*Notes and Queries 1854 "Amalasont, Queen of the Goths" (Vol. x., p. 266). In 1794 the MS. of this tragedy, by John Hughes, was in the possession of the family of the Rev. John Duncombe, the son of William Duncombe, Esq., who married Elizabeth, sister of Mr. Hughes; and edited both the latters and the poems of his brother-in-law. The Rev. John Duncombe was vicar of Herne, in Kent, and a six preacher at Canterbury Cathedral, rector of St. Mary, Bredman, and Master of Harbledown: he died early in 1786. His widow, who was the daughter of Joseph Highmore, Esq., an eminent portrait and historical painter and man of letters, nephew and pupil of Thomas Highmore, Serjeant-painter, survived until 1812; and their only child Anna Maria until 1825: the widow and daughter resided and died at Canterbury. I think it probable that the Rev. John Duncombe's papers are with some of the Highmore family, and perhaps this may meet the eye of the depository. A sight of them would be of interest and use to me. J.K. Nov 18, 1854

1803 - Rev. William Gregory, Rector of St. Andrews, with St. Mary Bredman in Canterbury, died age 43, buried in the Cloisters of Canterbury Cathedral

1840 - Preferments, Rev. J. White, to the Rectories of St. Andrew with St. Mary Breadman, Canterbury

1842 - Rev. E. Penny, R. of St. Andrew with St. Mary Bredman, Canterbury, to the P.C. of Ash, Kent, vacant by the promotion of the Rev. F. R. Nixon to the bishopric of Tasmania; pat., the Archbp. of Canterbury

1843 - Ecclesiastical Preferments - Mr. Barlow, St. Andrew and St. Mary Bredman, Canterbury

"Preferments - Rev. C. E. Smith, St. Andrew R. Canterbury." The Gentlemen's Magazine 1847

1847 - Rev. Charles Edgar Smith, rector

1858 - Rev. C.E. Smith, M.A.

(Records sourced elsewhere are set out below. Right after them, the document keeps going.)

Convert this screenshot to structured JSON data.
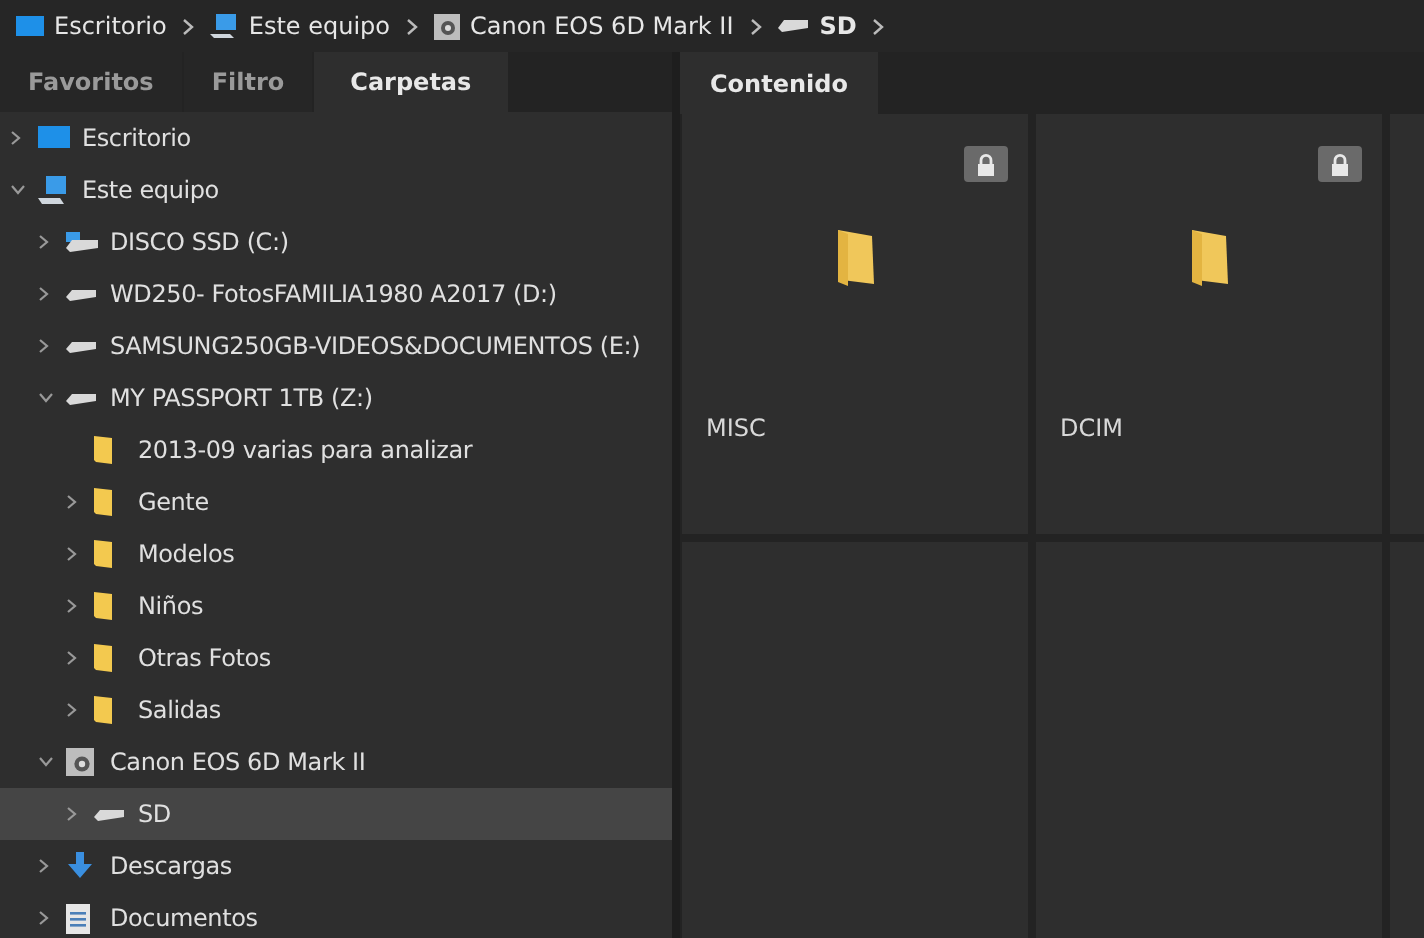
{
  "breadcrumb": [
    {
      "label": "Escritorio",
      "kind": "desktop",
      "current": false
    },
    {
      "label": "Este equipo",
      "kind": "computer",
      "current": false
    },
    {
      "label": "Canon EOS 6D Mark II",
      "kind": "camera",
      "current": false
    },
    {
      "label": "SD",
      "kind": "drive",
      "current": true
    }
  ],
  "left_tabs": [
    {
      "label": "Favoritos",
      "selected": false
    },
    {
      "label": "Filtro",
      "selected": false
    },
    {
      "label": "Carpetas",
      "selected": true
    }
  ],
  "tree": [
    {
      "label": "Escritorio",
      "kind": "desktop",
      "expanded": false,
      "selected": false
    },
    {
      "label": "Este equipo",
      "kind": "computer",
      "expanded": true,
      "selected": false,
      "children": [
        {
          "label": "DISCO SSD (C:)",
          "kind": "ssd",
          "expanded": false,
          "selected": false
        },
        {
          "label": "WD250- FotosFAMILIA1980 A2017 (D:)",
          "kind": "drive",
          "expanded": false,
          "selected": false
        },
        {
          "label": "SAMSUNG250GB-VIDEOS&DOCUMENTOS (E:)",
          "kind": "drive",
          "expanded": false,
          "selected": false
        },
        {
          "label": "MY PASSPORT 1TB (Z:)",
          "kind": "drive",
          "expanded": true,
          "selected": false,
          "children": [
            {
              "label": "2013-09 varias para analizar",
              "kind": "folder",
              "selected": false
            },
            {
              "label": "Gente",
              "kind": "folder",
              "expanded": false,
              "selected": false
            },
            {
              "label": "Modelos",
              "kind": "folder",
              "expanded": false,
              "selected": false
            },
            {
              "label": "Niños",
              "kind": "folder",
              "expanded": false,
              "selected": false
            },
            {
              "label": "Otras Fotos",
              "kind": "folder",
              "expanded": false,
              "selected": false
            },
            {
              "label": "Salidas",
              "kind": "folder",
              "expanded": false,
              "selected": false
            }
          ]
        },
        {
          "label": "Canon EOS 6D Mark II",
          "kind": "camera",
          "expanded": true,
          "selected": false,
          "children": [
            {
              "label": "SD",
              "kind": "drive",
              "expanded": false,
              "selected": true
            }
          ]
        },
        {
          "label": "Descargas",
          "kind": "download",
          "expanded": false,
          "selected": false
        },
        {
          "label": "Documentos",
          "kind": "documents",
          "expanded": false,
          "selected": false
        }
      ]
    }
  ],
  "content_tabs": [
    {
      "label": "Contenido",
      "selected": true
    }
  ],
  "items": [
    {
      "name": "MISC",
      "locked": true
    },
    {
      "name": "DCIM",
      "locked": true
    }
  ]
}
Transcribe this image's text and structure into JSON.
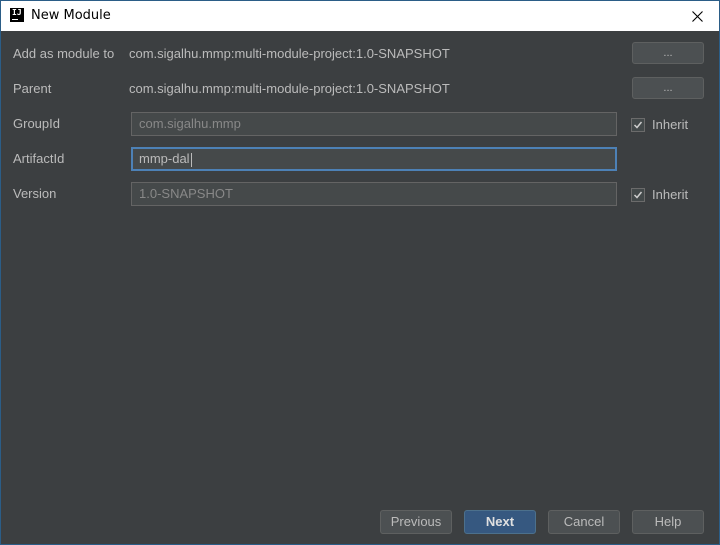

1871 - Thomas S. Huxley, Rector of St. Andrew with St. Mary Bredman Canterbury & Landowner (living on Castle street with his wife, two sons and his wife's mother Margaret Day)

1877 - 1882 - Rev. Samuel Campbell Lepard M.A. (of Worcester College, Oxford) - Hours of Service; 11 am. 7 pm.

*St. Andrew's, Canterbury - Thomas Reader is frequently mentioned as a church warden in the church warden accounts


© T. Machado 2007